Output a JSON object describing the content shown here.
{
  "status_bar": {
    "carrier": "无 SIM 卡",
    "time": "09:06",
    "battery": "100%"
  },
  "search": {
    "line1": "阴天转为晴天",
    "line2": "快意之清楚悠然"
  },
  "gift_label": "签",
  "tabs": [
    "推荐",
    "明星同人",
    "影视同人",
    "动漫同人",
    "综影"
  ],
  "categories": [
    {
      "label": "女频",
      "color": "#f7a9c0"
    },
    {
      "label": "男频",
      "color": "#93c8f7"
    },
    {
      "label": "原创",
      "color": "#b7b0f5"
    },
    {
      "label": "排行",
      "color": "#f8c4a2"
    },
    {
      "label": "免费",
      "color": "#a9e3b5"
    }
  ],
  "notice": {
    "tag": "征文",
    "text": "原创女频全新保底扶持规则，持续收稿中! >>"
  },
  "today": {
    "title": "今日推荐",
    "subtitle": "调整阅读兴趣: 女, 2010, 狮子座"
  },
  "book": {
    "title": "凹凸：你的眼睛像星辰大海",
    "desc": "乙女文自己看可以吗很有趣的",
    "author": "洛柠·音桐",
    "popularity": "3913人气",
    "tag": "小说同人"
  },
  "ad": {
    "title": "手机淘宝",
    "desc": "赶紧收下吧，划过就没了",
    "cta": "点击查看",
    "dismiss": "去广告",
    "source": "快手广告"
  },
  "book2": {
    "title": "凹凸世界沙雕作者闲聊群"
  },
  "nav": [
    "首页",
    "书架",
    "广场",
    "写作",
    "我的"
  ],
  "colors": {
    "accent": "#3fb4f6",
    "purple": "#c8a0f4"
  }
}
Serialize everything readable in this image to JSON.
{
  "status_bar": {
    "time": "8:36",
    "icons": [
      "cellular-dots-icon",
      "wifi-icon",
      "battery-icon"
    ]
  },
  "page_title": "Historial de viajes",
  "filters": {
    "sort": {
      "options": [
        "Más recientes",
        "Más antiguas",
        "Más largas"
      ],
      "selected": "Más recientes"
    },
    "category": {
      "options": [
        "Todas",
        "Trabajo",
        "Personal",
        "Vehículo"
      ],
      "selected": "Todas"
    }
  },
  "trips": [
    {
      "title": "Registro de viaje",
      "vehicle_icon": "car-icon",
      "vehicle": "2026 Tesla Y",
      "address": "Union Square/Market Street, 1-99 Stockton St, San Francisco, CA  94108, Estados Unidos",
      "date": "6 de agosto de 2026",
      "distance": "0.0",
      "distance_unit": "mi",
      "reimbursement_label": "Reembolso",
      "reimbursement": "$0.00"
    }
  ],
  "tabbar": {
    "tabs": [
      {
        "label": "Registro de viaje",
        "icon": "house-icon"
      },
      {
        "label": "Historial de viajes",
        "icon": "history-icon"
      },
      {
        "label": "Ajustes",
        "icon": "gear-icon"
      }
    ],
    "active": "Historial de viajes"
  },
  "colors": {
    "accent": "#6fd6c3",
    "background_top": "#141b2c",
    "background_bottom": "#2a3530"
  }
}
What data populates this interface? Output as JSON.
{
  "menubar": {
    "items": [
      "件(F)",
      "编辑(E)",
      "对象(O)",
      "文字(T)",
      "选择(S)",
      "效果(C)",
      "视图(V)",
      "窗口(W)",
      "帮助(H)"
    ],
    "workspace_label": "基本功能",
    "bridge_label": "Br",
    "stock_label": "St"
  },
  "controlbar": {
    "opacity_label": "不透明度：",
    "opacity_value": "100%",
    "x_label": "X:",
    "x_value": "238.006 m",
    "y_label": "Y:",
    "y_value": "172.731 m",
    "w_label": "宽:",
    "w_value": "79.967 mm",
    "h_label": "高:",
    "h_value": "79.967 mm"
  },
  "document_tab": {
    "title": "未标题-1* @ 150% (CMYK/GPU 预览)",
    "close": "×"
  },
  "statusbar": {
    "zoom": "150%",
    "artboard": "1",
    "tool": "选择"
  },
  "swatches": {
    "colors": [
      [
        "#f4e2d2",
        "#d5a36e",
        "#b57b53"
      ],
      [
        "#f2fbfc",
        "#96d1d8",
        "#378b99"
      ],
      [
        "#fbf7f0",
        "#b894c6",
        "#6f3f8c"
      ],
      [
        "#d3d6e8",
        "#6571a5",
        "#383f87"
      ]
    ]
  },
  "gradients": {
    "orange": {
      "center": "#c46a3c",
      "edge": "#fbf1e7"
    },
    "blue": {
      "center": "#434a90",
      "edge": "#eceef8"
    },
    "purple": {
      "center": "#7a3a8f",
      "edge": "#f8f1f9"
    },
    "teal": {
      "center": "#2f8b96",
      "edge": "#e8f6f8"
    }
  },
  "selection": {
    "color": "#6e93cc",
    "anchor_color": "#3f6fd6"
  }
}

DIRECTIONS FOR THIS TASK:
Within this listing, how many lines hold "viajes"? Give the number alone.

COMPLETED EXERCISE:
3